September 28, 2011
By Kyle Smith, Contributor
The more complicated the times, the more crucial are those who demystify. These are really complicated times. So let’s acknowledge the endearing, enduring genius of Michael Lewis: the Explainer.
In his new book on the seemingly permanent financial crisis, Boomerang: Travels in the New Third World, Lewis shows again why he is the leading journalist of his generation. He writes about important matters — the most important matters — and he writes about them so amusingly that he can permanently change your point of view, even of things you already had a settled opinion about. Who sees baseball the same way after his Moneyball? Football announcers seldom talked about the immense importance of the left tackle before The Blind Side.
And, thanks to “Boomerang,” a collection of financial-disaster reports from Iceland, Ireland, Greece, Germany and California, few will be able to think of Germans without recalling what Lewis memorably describes as a national obsession with excrement. In typical Lewis fashion, a bodily aperture becomes a lens for seeing Germany’s role in the global debt calamity.

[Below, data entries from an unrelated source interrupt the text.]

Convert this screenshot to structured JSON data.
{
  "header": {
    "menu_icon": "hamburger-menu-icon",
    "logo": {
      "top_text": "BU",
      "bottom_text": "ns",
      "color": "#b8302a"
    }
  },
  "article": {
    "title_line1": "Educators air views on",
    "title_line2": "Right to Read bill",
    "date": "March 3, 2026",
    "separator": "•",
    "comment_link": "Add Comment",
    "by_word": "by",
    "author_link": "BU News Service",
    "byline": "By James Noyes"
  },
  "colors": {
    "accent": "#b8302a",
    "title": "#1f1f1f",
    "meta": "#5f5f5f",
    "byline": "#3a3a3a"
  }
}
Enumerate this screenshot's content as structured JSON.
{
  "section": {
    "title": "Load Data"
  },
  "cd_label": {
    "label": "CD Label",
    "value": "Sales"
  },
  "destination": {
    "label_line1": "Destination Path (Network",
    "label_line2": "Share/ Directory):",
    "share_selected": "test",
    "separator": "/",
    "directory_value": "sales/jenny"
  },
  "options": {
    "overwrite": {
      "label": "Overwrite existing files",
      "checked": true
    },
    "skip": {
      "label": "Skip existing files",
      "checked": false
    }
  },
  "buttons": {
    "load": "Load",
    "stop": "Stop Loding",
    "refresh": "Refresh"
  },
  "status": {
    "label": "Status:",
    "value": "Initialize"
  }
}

Germans live fiercely within their means and refuse to play the overleveraging game that has crushed so many individuals and economies — yet they were ultimately the ones who made the game possible. Lewis writes, “When Morgan Stanley devised extremely complicated credit default swaps so they were all but certain to fail, so that their own proprietary traders could bet against them, the buyer was German. When Goldman Sachs helped the New York hedge fund manager John Paulson design a bond to bet against — a bond that Paulson hoped would fail — the buyer on the other side was a German bank.” Iceland, Ireland, Greece — all of their profligacy came from Germany.
Noting that, at a popular German mud-wrestling event, spectators are given rubber coverings to keep scrupulously clean even as they revel in the filth, Lewis writes, “Germans longed to be near the s–t, but not in it. This as it turns out, is an excellent description of their role in the current financial crisis.” As I said: You won’t soon chase Lewis’s ideas from your brain, and journalism that lasts, as Lewis’s will, becomes literature.